# Task details:
The lines to find are those in the entries that hold the word "Basic"; copy every one of them.

# Entries supplied:
┌──

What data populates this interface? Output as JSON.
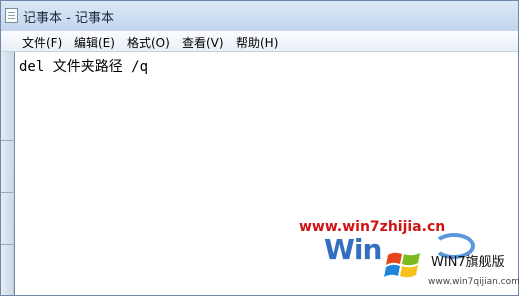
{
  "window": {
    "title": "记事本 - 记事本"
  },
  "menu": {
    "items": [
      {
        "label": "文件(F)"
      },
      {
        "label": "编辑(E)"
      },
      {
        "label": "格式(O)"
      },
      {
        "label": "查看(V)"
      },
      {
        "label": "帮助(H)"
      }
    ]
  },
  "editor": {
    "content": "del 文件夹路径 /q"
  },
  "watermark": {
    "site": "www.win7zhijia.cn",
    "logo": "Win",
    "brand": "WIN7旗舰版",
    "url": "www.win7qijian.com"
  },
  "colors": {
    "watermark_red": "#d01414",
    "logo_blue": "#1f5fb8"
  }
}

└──
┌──

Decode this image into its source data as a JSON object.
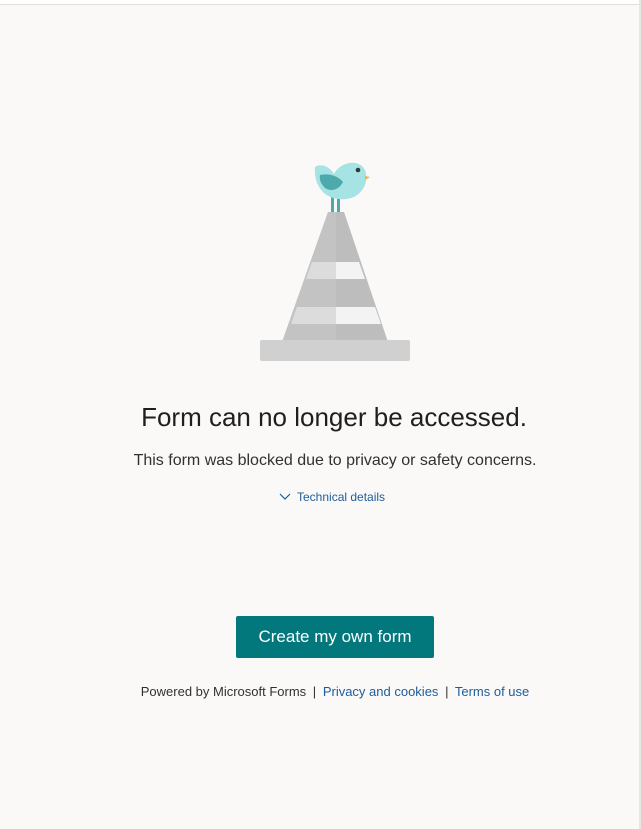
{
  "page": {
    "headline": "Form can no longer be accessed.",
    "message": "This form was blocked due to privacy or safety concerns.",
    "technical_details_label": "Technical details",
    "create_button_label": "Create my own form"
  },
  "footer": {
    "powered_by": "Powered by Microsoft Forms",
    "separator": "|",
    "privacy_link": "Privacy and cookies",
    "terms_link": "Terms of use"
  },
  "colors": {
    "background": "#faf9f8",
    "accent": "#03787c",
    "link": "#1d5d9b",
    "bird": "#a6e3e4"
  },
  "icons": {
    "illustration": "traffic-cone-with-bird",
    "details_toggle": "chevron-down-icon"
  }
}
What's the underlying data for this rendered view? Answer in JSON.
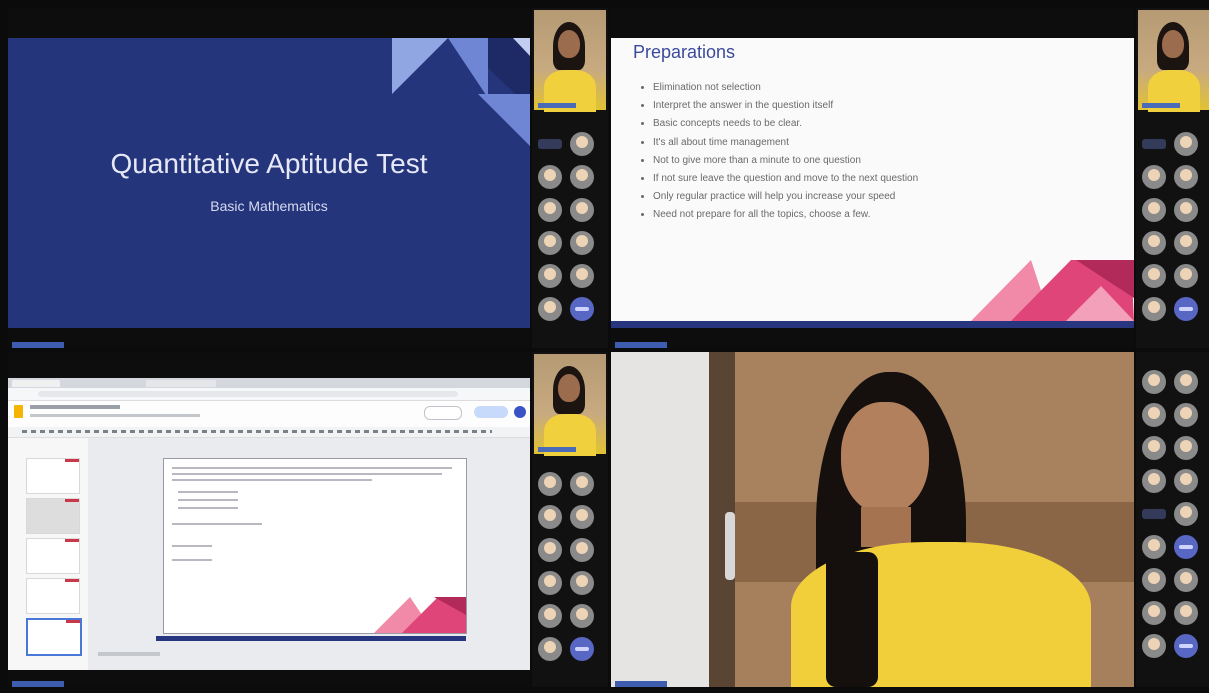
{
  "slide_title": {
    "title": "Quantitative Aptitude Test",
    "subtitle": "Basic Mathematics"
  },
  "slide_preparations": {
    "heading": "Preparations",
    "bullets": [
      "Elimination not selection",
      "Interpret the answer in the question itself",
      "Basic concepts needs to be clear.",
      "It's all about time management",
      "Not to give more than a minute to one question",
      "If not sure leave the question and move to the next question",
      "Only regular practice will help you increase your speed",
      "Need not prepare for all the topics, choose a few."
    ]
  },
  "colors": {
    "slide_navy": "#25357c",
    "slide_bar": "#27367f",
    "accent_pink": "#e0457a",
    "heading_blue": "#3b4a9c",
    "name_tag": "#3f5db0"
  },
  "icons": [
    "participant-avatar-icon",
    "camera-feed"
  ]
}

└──

# Task output:
    "subtitle": "Basic Mathematics"
      "Basic concepts needs to be clear.",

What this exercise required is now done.